§ EXERCISE:
Produce the records again in full, exactly as shown below.

§ DATA TO USE:

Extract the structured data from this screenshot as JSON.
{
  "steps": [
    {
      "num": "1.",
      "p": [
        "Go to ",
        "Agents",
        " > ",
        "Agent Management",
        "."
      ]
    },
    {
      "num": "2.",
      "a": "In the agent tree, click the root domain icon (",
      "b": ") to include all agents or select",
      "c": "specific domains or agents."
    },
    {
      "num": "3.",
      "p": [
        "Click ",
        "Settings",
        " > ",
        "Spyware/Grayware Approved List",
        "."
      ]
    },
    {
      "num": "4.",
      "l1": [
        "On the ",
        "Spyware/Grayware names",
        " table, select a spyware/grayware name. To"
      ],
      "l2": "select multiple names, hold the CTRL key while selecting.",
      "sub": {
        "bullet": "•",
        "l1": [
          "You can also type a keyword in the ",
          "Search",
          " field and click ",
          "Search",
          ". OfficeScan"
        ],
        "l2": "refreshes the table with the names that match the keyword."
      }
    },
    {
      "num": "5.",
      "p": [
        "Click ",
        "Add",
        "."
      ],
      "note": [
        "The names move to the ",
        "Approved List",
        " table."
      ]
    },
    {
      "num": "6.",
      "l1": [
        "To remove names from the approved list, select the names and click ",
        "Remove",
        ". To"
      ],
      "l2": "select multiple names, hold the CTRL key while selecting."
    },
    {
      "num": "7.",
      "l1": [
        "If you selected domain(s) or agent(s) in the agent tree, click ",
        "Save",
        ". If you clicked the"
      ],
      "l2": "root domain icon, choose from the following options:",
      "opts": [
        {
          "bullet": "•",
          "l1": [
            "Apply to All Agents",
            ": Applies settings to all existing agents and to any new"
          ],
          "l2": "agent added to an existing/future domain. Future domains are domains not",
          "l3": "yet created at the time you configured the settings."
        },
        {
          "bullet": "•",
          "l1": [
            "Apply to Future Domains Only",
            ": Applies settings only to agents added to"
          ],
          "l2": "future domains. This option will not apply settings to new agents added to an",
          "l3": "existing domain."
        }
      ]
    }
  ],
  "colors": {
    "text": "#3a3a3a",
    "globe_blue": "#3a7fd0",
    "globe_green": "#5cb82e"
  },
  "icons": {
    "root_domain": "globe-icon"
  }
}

§ TASK RESPONSE:
Extract the structured data from this screenshot as JSON.
{
  "steps": [
    {
      "num": "1.",
      "p": [
        "Go to ",
        "Agents",
        " > ",
        "Agent Management",
        "."
      ]
    },
    {
      "num": "2.",
      "a": "In the agent tree, click the root domain icon (",
      "b": ") to include all agents or select",
      "c": "specific domains or agents."
    },
    {
      "num": "3.",
      "p": [
        "Click ",
        "Settings",
        " > ",
        "Spyware/Grayware Approved List",
        "."
      ]
    },
    {
      "num": "4.",
      "l1": [
        "On the ",
        "Spyware/Grayware names",
        " table, select a spyware/grayware name. To"
      ],
      "l2": "select multiple names, hold the CTRL key while selecting.",
      "sub": {
        "bullet": "•",
        "l1": [
          "You can also type a keyword in the ",
          "Search",
          " field and click ",
          "Search",
          ". OfficeScan"
        ],
        "l2": "refreshes the table with the names that match the keyword."
      }
    },
    {
      "num": "5.",
      "p": [
        "Click ",
        "Add",
        "."
      ],
      "note": [
        "The names move to the ",
        "Approved List",
        " table."
      ]
    },
    {
      "num": "6.",
      "l1": [
        "To remove names from the approved list, select the names and click ",
        "Remove",
        ". To"
      ],
      "l2": "select multiple names, hold the CTRL key while selecting."
    },
    {
      "num": "7.",
      "l1": [
        "If you selected domain(s) or agent(s) in the agent tree, click ",
        "Save",
        ". If you clicked the"
      ],
      "l2": "root domain icon, choose from the following options:",
      "opts": [
        {
          "bullet": "•",
          "l1": [
            "Apply to All Agents",
            ": Applies settings to all existing agents and to any new"
          ],
          "l2": "agent added to an existing/future domain. Future domains are domains not",
          "l3": "yet created at the time you configured the settings."
        },
        {
          "bullet": "•",
          "l1": [
            "Apply to Future Domains Only",
            ": Applies settings only to agents added to"
          ],
          "l2": "future domains. This option will not apply settings to new agents added to an",
          "l3": "existing domain."
        }
      ]
    }
  ],
  "colors": {
    "text": "#3a3a3a",
    "globe_blue": "#3a7fd0",
    "globe_green": "#5cb82e"
  },
  "icons": {
    "root_domain": "globe-icon"
  }
}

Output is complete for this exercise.